A New Zealand politician has drawn criticism this week for stating that most terrorists are Muslims and suggesting young Muslims men should be banned from Western airlines. First MP Richard Prosser made the inflammatory remarks in a column written for Investigate Magazine, according to an article featured in the New Zealand Herald. It is "undeniable" that "most terrorists are Muslims," Prosser wrote, according to the report. "If you are a young male, aged between say about 19 and about 35, and you're a Muslim, or you look like a Muslim, or you come from a Muslim country, then you are not welcome to travel on any of the West's airlines." SCROLL TO READ FULL COLUMN Prosser has since apologized for his remarks. "I [realize] that's caused [offense] to those people unjustifiably and unneccesarily and I'm [apologizing] unreservedly to them," the statement said, according to the New Zealand Herald. The column was previously attacked by some of Prosser's colleagues, including former Labour party member Kelvin Davis: @nzstuffpolitics - better to stay silent and have everyone think you're an idiot, than to open your mouth and confirm it.— Kelvin Davis (@KelvinNgatiManu) February 12, 2013 Ethnic Affairs Minister Judith Collins called Prosser's comments "appalling," "extremely disappointing" and "may cause international embarrassment for New Zealand," according to NZ Newswire. New Zealand Prime Minister John Key also slammed the column.
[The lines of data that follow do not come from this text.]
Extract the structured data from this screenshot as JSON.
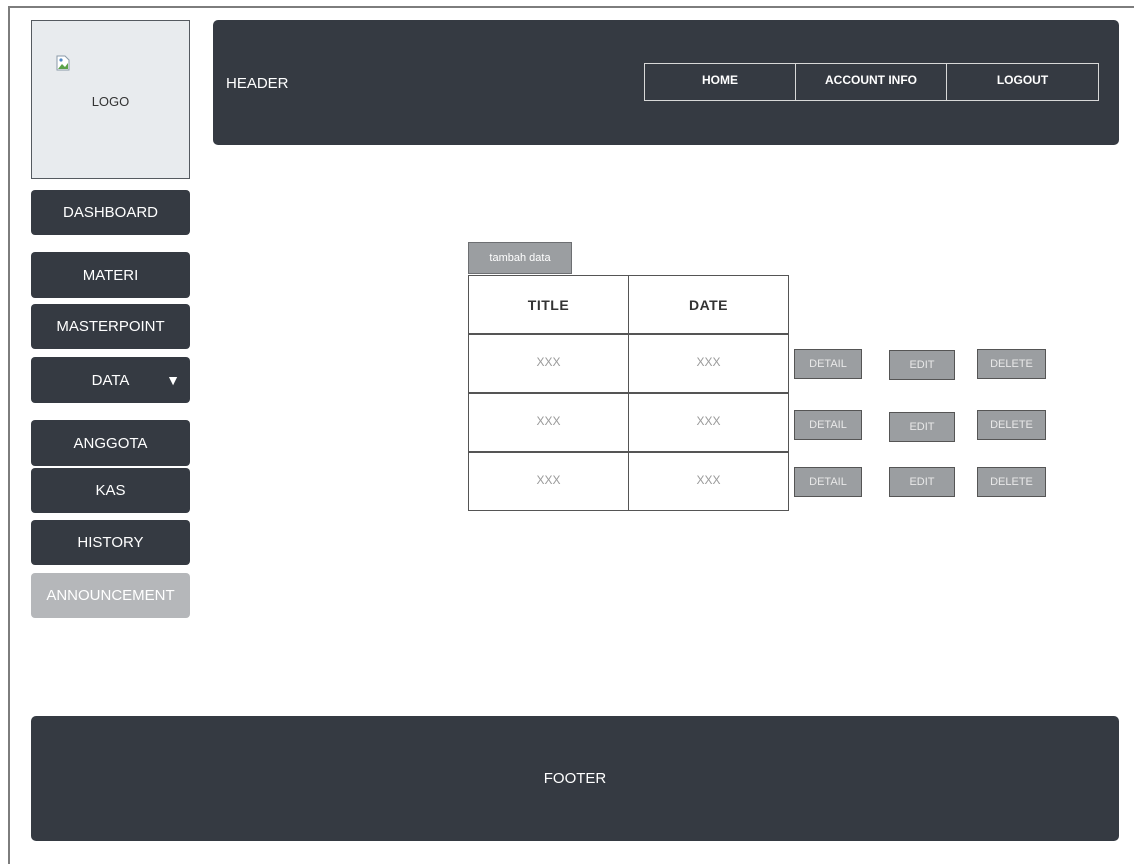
{
  "logo": {
    "label": "LOGO"
  },
  "header": {
    "title": "HEADER",
    "nav": [
      "HOME",
      "ACCOUNT INFO",
      "LOGOUT"
    ]
  },
  "sidebar": {
    "items": [
      {
        "label": "DASHBOARD"
      },
      {
        "label": "MATERI"
      },
      {
        "label": "MASTERPOINT"
      },
      {
        "label": "DATA",
        "caret": "▼"
      },
      {
        "label": "ANGGOTA"
      },
      {
        "label": "KAS"
      },
      {
        "label": "HISTORY"
      },
      {
        "label": "ANNOUNCEMENT",
        "state": "disabled"
      }
    ]
  },
  "main": {
    "add_button": "tambah data",
    "table": {
      "headers": [
        "TITLE",
        "DATE"
      ],
      "rows": [
        [
          "XXX",
          "XXX"
        ],
        [
          "XXX",
          "XXX"
        ],
        [
          "XXX",
          "XXX"
        ]
      ]
    },
    "row_actions": [
      "DETAIL",
      "EDIT",
      "DELETE"
    ]
  },
  "footer": {
    "label": "FOOTER"
  },
  "colors": {
    "dark_panel": "#353a42",
    "disabled_button": "#b5b7ba",
    "action_button": "#9b9ea1",
    "logo_bg": "#e8ebee"
  }
}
Speaking with Stuff Magazine, Federation of Islamic Associations of New Zealand president Dr. Anwar Ghani said the comments betrayed a disappointing level of intellect in the New Zealand parliament. ''You would expect people that come to Parliament are deep thinking people and they have a wider appreciation of the community in New Zealand and the global socio-political scene,'' he said. 3News notes that since being elected to the legislative body in 2011, Prosser has made series of controversial comments, including calling for a ban of burqas in public, and mandatory military training for all New Zealanders. Read Richard Prosser's piece, "Enemy at the Gates" (page 8):